Anyway, evidently there’s an entire subculture around fan things. There are fandoms, which are the “kingdoms” of fans around all of these things. There are also fandoms for celebrities, too—that even have their own names. Taylor Swift’s fandom is called Swifty’s. Dr. Who fandom is called Whovians. Justin Bieber—Beliebers. You get the picture.
Fangirls and fanboys are those who are “over the top” fans, as the young girl told me who was educating me on all things fandom. She said she embarrassed herself by being too fangirl on the sites she was visiting. There are message boards created around the fandoms, as well as facebook groups and Tumblr accounts. They also evidently participate in cosplay, where they dress up like one of the characters. Entire conventions exist for some of the larger fandoms, such as Marvel and DC Comics where lots of folks dress up and attend to meet each other and talk about their fandom.
I have to admit I don’t fully understand the fandom world, although I’m trying. What I do know is this young girl I’m counseling started on one message board, started a conversation with several folks, and moved the conversation to google plus, where they each had accounts and could continue talking. And, I know that those online relationships became very real to her. The language she uses are phrases like “we spent time together”, “he didn’t show up”, and “she was there for me.” The problem, as we know, is that none of those things are really happening. No one is spending real time together. People can’t show up. And how do you know who is there for you when you don’t really know if they’re really the person they say they are. This young girl, six months in, found herself online at 2am, sneaking her computer, and trying to coax her online boyfriend out of committing suicide.
It’s all too much. And it started out of some cartoon-based message boards.
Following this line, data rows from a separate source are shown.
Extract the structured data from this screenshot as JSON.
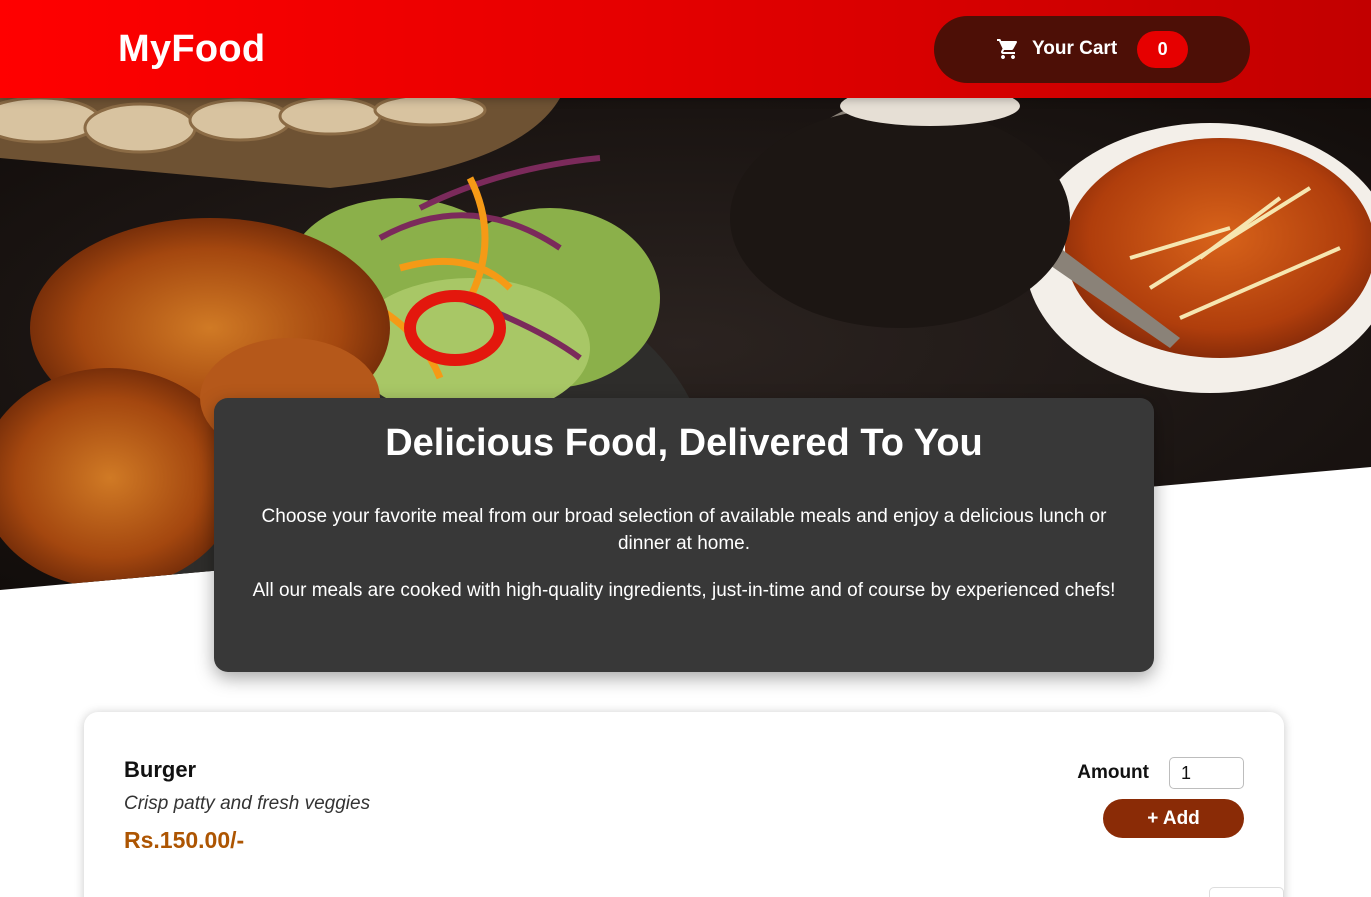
{
  "header": {
    "logo": "MyFood",
    "cart": {
      "label": "Your Cart",
      "count": "0",
      "icon": "cart-icon"
    }
  },
  "colors": {
    "header_start": "#ff0000",
    "header_end": "#c20000",
    "cart_button": "#4d0f06",
    "badge": "#e60000",
    "summary_bg": "#383838",
    "price": "#ad5502",
    "add_button": "#8a2b06"
  },
  "summary": {
    "title": "Delicious Food, Delivered To You",
    "paragraph1": "Choose your favorite meal from our broad selection of available meals and enjoy a delicious lunch or dinner at home.",
    "paragraph2": "All our meals are cooked with high-quality ingredients, just-in-time and of course by experienced chefs!"
  },
  "meals": [
    {
      "name": "Burger",
      "description": "Crisp patty and fresh veggies",
      "price": "Rs.150.00/-",
      "amount_label": "Amount",
      "amount_value": "1",
      "add_label": "+ Add"
    }
  ]
}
Please be aware of your child’s technology use. If your child is writing fan fiction, read what they’re writing. If they’re meeting people online, you need to be on the very sites where they’re meeting people. Wherever your child is online, you need to be there, as well. Be a student of what they love and how they spend their time. They need supervision. They need boundaries. And they need protection. They also need to always be spending more time with people in the real world than in the virtual—whether that’s through writing, gaming, or even texting.